Neither made sense. I have such a hard time distinguishing what makes a free-verse poem a poem. Rhyme and meter? Much easier. Linefeeds at odd points? Not so much.
When the parsing is eliminated and the result compressed, “Home to Roost” predictably makes even less sense than the poem version, and yet I can’t figure out how breaking up sentences makes it poetry.
Orr included one by Franz Wright, a Pulitzer Prize winning poet, who wrote
The black balloon
tied to her wrist again, thin hand
an inch above the white
a word to be said
into death, one
which no one else knows
completely on her own –
Night just the shadow of her hell
Is that poetry because it looks like poetry? Because the author says it is poetry? Because someone else says it’s poetry? What if I looked at it as I did “Home to Roost”?
The black balloon tied to her wrist again, thin hand floating an inch above the white white sheet
The body a word to be said into death, one word which no one else knows completely her own –
Night just the shadow of her hell
I’m not asking the audience to try to explain what Wright’s poem means, or even what makes it a poem. I have a feeling it wouldn’t register anyway.
Orr prints the “start of Billy Collins’s best poem, which focuses on the wildly unpromising subject of writing workshops and is called, appropriately enough, ‘Workshop’”:
I might as well begin by saying how much I like the title.
It gets me right away because I’m in a workshop now
so immediately the poem has my attention,
like the Ancient Mariner grabbing me by the sleeve
And I like the first couple of stanzas,
the way they establish this mode of self-pointing
that runs through the whole poem
and tells us that words are food thrown down
on the ground for other words to eat.
I can almost taste the tail of the snake
in its own mouth,
if you know what I mean.
But what I’m not sure about is the voice,
which sounds in places very casual, very blue jeans,
but other times seems standoffish,
professional in the worst sense of the word…
Deep breath. Look left and right. Okay. Anyway, always digging, I found a Collins fan site. Didn’t help – language barrier, I guess – but I am glad that there are people who can appreciate his work.
Orr says that “[t]he best that we can do is to say that only through poetry can we understand poetry.”

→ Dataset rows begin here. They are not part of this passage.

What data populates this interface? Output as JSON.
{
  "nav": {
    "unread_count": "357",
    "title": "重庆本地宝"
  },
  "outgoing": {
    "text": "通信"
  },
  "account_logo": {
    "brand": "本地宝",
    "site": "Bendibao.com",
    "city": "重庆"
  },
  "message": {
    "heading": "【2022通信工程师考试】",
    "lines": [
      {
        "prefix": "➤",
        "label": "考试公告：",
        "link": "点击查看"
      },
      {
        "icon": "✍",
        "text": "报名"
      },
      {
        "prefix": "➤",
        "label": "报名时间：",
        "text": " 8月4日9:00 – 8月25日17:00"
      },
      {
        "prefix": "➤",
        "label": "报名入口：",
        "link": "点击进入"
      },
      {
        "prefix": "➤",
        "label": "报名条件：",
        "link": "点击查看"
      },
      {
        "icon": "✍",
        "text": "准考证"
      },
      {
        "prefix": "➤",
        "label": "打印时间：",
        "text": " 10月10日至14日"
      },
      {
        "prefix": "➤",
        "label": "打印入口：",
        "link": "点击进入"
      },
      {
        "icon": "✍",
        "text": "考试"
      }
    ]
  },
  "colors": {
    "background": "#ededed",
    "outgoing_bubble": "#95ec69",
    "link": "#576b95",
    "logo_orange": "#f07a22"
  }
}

Later on the same page, to dispense with a personal connection as the means to understand poetry, Orr says
The basic problem with declaring that poetry is associated in some unique way with our innermost selves is obvious: The overwhelming majority of English-speaking humanity knows nothing whatsoever about poetry, yet many of those people seem to lead inner lives that are perfectly satisfactory. So we can assume that these seemingly contented people are deluded, and doomed to a soulless oblivion of which they’re sadly unaware, or we can acknowledge that whatever one gets from poetry must also be obtainable from other sources.

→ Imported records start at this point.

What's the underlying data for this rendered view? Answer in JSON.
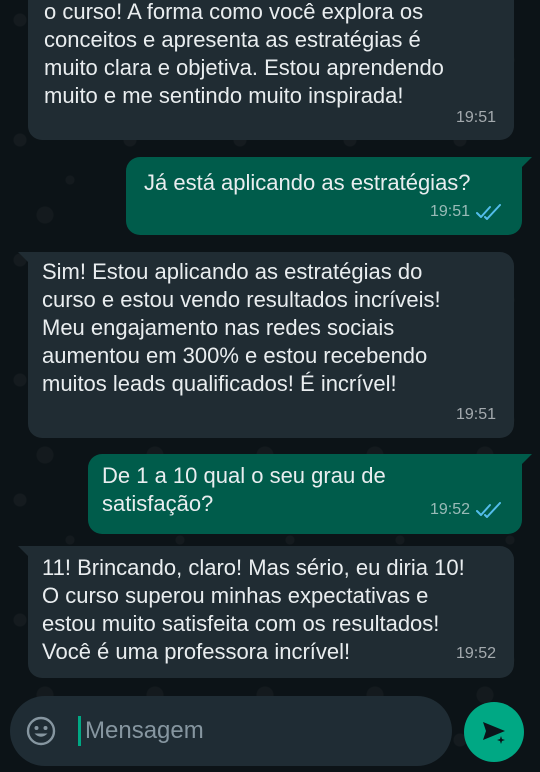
{
  "messages": [
    {
      "direction": "incoming",
      "text": "o curso! A forma como você explora os\nconceitos e apresenta as estratégias é\nmuito clara e objetiva. Estou aprendendo\nmuito e me sentindo muito inspirada!",
      "time": "19:51"
    },
    {
      "direction": "outgoing",
      "text": "Já está aplicando as estratégias?",
      "time": "19:51",
      "status": "read"
    },
    {
      "direction": "incoming",
      "text": "Sim! Estou aplicando as estratégias do\ncurso e estou vendo resultados incríveis!\nMeu engajamento nas redes sociais\naumentou em 300% e estou recebendo\nmuitos leads qualificados! É incrível!",
      "time": "19:51"
    },
    {
      "direction": "outgoing",
      "text": "De 1 a 10 qual o seu grau de\nsatisfação?",
      "time": "19:52",
      "status": "read"
    },
    {
      "direction": "incoming",
      "text": "11! Brincando, claro! Mas sério, eu diria 10!\nO curso superou minhas expectativas e\nestou muito satisfeita com os resultados!\nVocê é uma professora incrível!",
      "time": "19:52"
    }
  ],
  "composer": {
    "placeholder": "Mensagem",
    "emoji_icon": "emoji-icon",
    "send_icon": "send-icon"
  },
  "colors": {
    "background": "#0b141a",
    "incoming_bubble": "#202c33",
    "outgoing_bubble": "#005c4b",
    "accent": "#00a884",
    "read_ticks": "#53bdeb"
  }
}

Now that makes sense. Sort of. I (apparently sadly) am unaware of the soulless oblivion into which I descend for I outside of Dr. Seuss, some of Shel Silverstein, and limericks, the only poems that…reach me…I suppose that’s the phrase, both have to do with roads: Frost’s one not taken, and Tolkien’s one that goes ever on. I wonder what that says about me?

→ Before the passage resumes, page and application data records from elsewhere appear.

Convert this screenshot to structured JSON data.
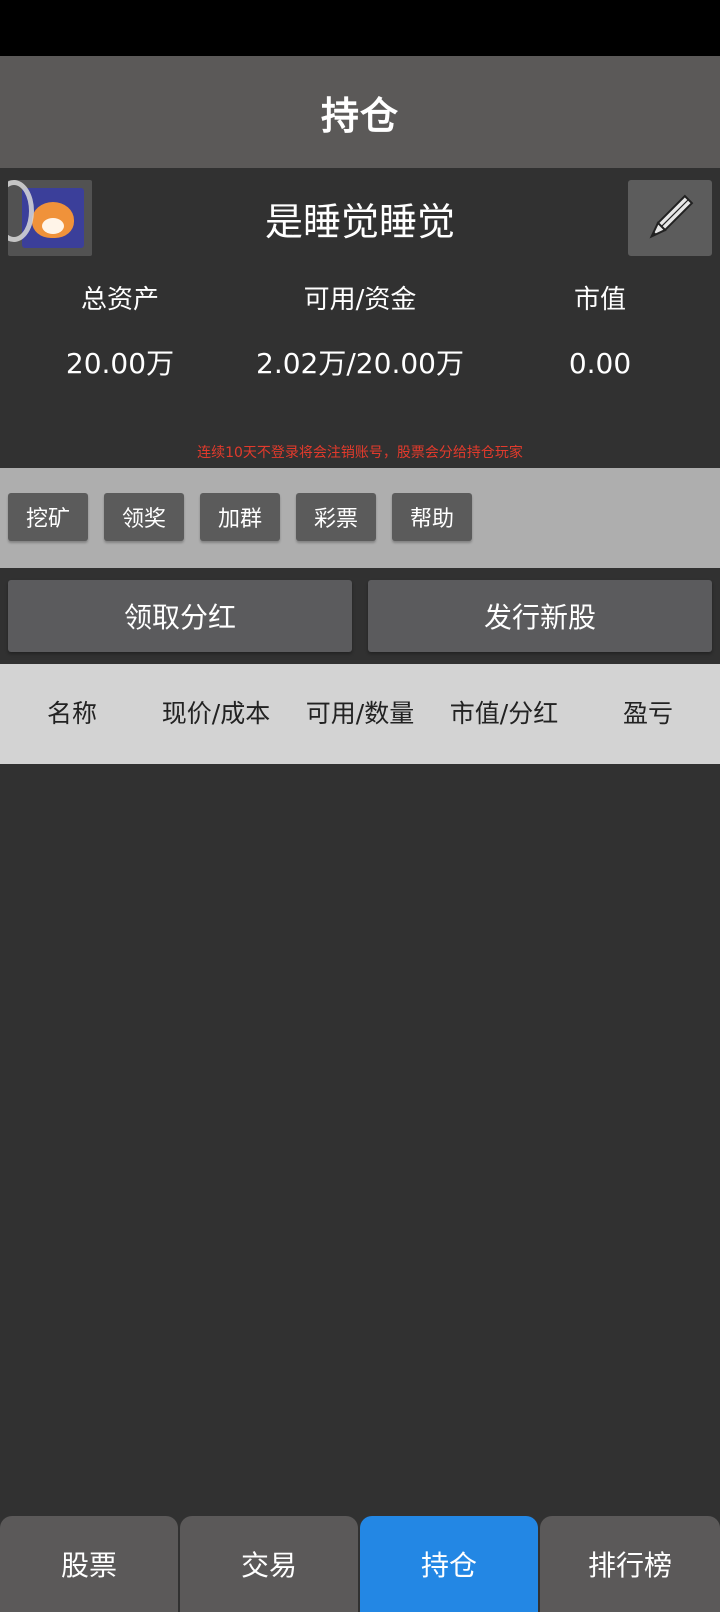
{
  "header": {
    "title": "持仓"
  },
  "profile": {
    "avatar_icon": "shiba-dog-avatar",
    "username": "是睡觉睡觉",
    "edit_icon": "pencil-icon"
  },
  "stats": [
    {
      "label": "总资产",
      "value": "20.00万"
    },
    {
      "label": "可用/资金",
      "value": "2.02万/20.00万"
    },
    {
      "label": "市值",
      "value": "0.00"
    }
  ],
  "notice": "连续10天不登录将会注销账号，股票会分给持仓玩家",
  "tools": [
    "挖矿",
    "领奖",
    "加群",
    "彩票",
    "帮助"
  ],
  "actions": {
    "dividend": "领取分红",
    "issue": "发行新股"
  },
  "table": {
    "columns": [
      "名称",
      "现价/成本",
      "可用/数量",
      "市值/分红",
      "盈亏"
    ],
    "rows": []
  },
  "nav": {
    "items": [
      "股票",
      "交易",
      "持仓",
      "排行榜"
    ],
    "active": "持仓"
  },
  "colors": {
    "background": "#313131",
    "title_bar": "#5b5958",
    "tools_bar": "#aeaeae",
    "table_header": "#d3d3d3",
    "notice": "#e23a2c",
    "active_tab": "#2387e4"
  }
}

So what makes a poem a poem? Like as not, I’ll never know for sure. But, with art openings and exhibitions aplenty, and occasional foray into literature (or as I’ve been advised…Literature) and a far less than occasional side trip into poetry, I’m trying to expose myself to some of what most would call the “best” things humans have done. And I’m trying to bring them into what I’m doing. For I work in a marvelous world of architecture and engineering and like most, enjoy the benefits of science, both full of evidence of some of the other “best” things humans have done, and yet are too often taken for granted.